End of an era
By jsavit on Sep 24, 2008
There's a saying attributed to the banker J. P. Morgan: One morning, asked what the market would do, he responded "The market will fluctuate". That has certainly happened in the last weeks and months with the credit meltdown. The financial services world is turned upside down, with major houses like Merrill Lynch and Lehman Brothers being acquired at fire sale prices or going under, and the remaining major players (Goldman Sachs, Morgan Stanley) transforming themselves from investment banks to bank holding companies, subject to increased regulatory requirements but operating at lower risk. The investment banking world is turned upside down. This is the antitheses of the incredibly leveraged market that caused this crisis.
I have a personal perspective on this. I worked for years at Merrill Lynch, leaving in 2000 to join Sun (with customers, I would joke that I either had gone to the Dark Side, as a vendor, or left the Dark Side of being on Wall Street. Just a joke, guys...). In fact, I tangentially worked mortgage backed securities - a formerly obscure term that now is a household name, and not for the best reasons (I was responsible for systems that ran MBS applications and "research", and occasionally got involved in coding).
MBS are not fundamentally bad. If you have a pool of mortgages, you can "securitize" it and treat it like a bond or other category of debt instrument. It has a cash flow from monthly payments, ties to interest rates, has coupon values. Just like bonds, you can sell the debt as a negotiable instrument. On its face, a useful thing. So far, so good.

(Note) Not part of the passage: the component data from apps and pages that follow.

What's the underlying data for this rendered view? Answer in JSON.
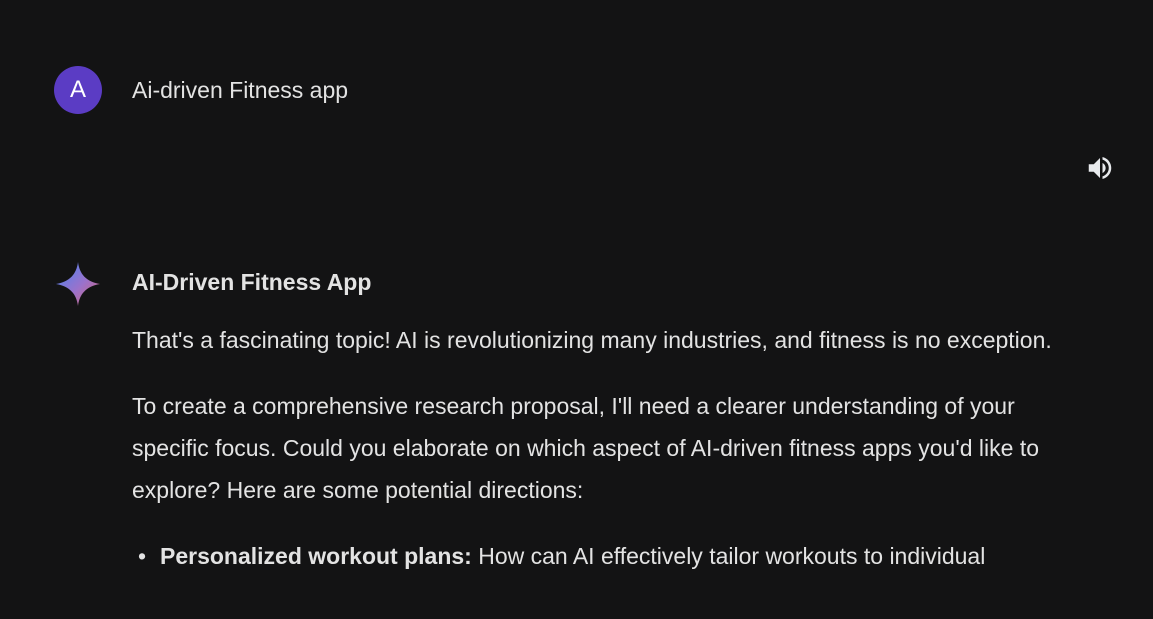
{
  "user_message": {
    "avatar_letter": "A",
    "avatar_color": "#5b3cc4",
    "text": "Ai-driven Fitness app"
  },
  "toolbar": {
    "speaker_icon": "volume-up-icon"
  },
  "response": {
    "icon": "gemini-sparkle-icon",
    "title": "AI-Driven Fitness App",
    "paragraphs": [
      "That's a fascinating topic! AI is revolutionizing many industries, and fitness is no exception.",
      "To create a comprehensive research proposal, I'll need a clearer understanding of your specific focus. Could you elaborate on which aspect of AI-driven fitness apps you'd like to explore? Here are some potential directions:"
    ],
    "bullets": [
      {
        "bold": "Personalized workout plans:",
        "text": " How can AI effectively tailor workouts to individual"
      }
    ]
  },
  "colors": {
    "background": "#131314",
    "text": "#e3e3e3",
    "sparkle_gradient": [
      "#4285f4",
      "#9b72cb",
      "#d96570"
    ]
  }
}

But they have tremendous risks and are very unstable. I know of an individual trade that cost $350M when a trader took a bad bet on interest rates. A few years later another firm had a $250M loss in similar circumstances. To say this is risky business is an understatement - even before the advent of "liar loans".
Part of the problem is how hard these instruments are to understand and to price. If you can't price it correctly, how can you be sure you are not selling at a loss, or buying something that is worthless. Instruments that are priced on the basis of hundreds of hours of computer time don't permit that., and they are very sensitive to things like interest rates (a small change in rates can greatly change the value of the MBS). Even the analysts didn't understand how the instruments worked. It's said of the late Dennis Weatherstone, head of JP Morgan (the bank, not the person, and now JP Morgan Chase), that he would give teams 3 attempts to explain a new instrument they wanted to sell. If they couldn't explain it satisfactorily in 3 tries, he wouldn't let them bring it to market. A wise policy that was not followed enough.
That was then, and now things got worse.
Cheap credit pumped up house prices so the underlying financial object was divorced from reality. Lack of regulation in this market permitted liar loans and very aggressive sales practices. Traders are fantastically compensated ("riches beyond the dreams of avarice") for making deals - whether or not the paper they are selling is of any value. That's somebody else's problem, just as it was when the Latin American debt that banks sold 20+ years ago melted down. Somebody else pays the piper. The ratings agencies fell down on the job and rated junk as AAA+. (let's not even get into different "tranches" and collateralized debt obligations).
The derivative markets run (or ran, I should say) with negligible regulation - there is no counter balance to prevent these fairly predictable crises. Couple incredible incentive to sell stuff that is hard to understand, and is based on inflated priced base assets, and you have a recipe for disaster. Count on the (unregulated) hedge funds as the mechanism by which institutions buy insurance against defaulted loans (this is where firms like AIG come into the picture), and the hole gets dug even deeper.
Clearly, the repeal of Glass Steagall, and the lack of transparency and regulation to prevent NINJA and other under-capitalized loans (which decreased the underlying values beneath the MBS), and the unfortunate swing to excessive deregulation contributed to this mess. We had the party, or at least, some individuals on the Street did, and now we all have to have the hangover.
Once upon a time, JP Morgan (the person, not the company) could save the US economy on his own influence (and money). Things have gone far beyond that this time - no single individual or firm is big enough to save the day (I hope Warren Buffet's move this week putting $5B of his own money in the markets at Goldman is a good sign - it certainly shows leadership), and the government will have to bail out Wall Street at a tremendous cost - if it works at all. The idea that the "wisdom of the markets" unfettered by regulation is best way to run the world is now officially dead.
Early 20th century stock market was a crapshoot because the equity markets had no regulatory oversight (and many other reasons beside). Regulation saved Wall Street then. Now cheap money for issuing debt and a similarly lax debt and derivatives market has done the same thing in early 21st century. Let's see if we can fix this in similar manner.
In the meantime, some of the major houses on Wall Street are gone, by their own hand. Charlie Merrill would not be happy to see what happened to his company, that once "brought Wall Street to Main Street", and was a great engine of wealth creation. It's sad.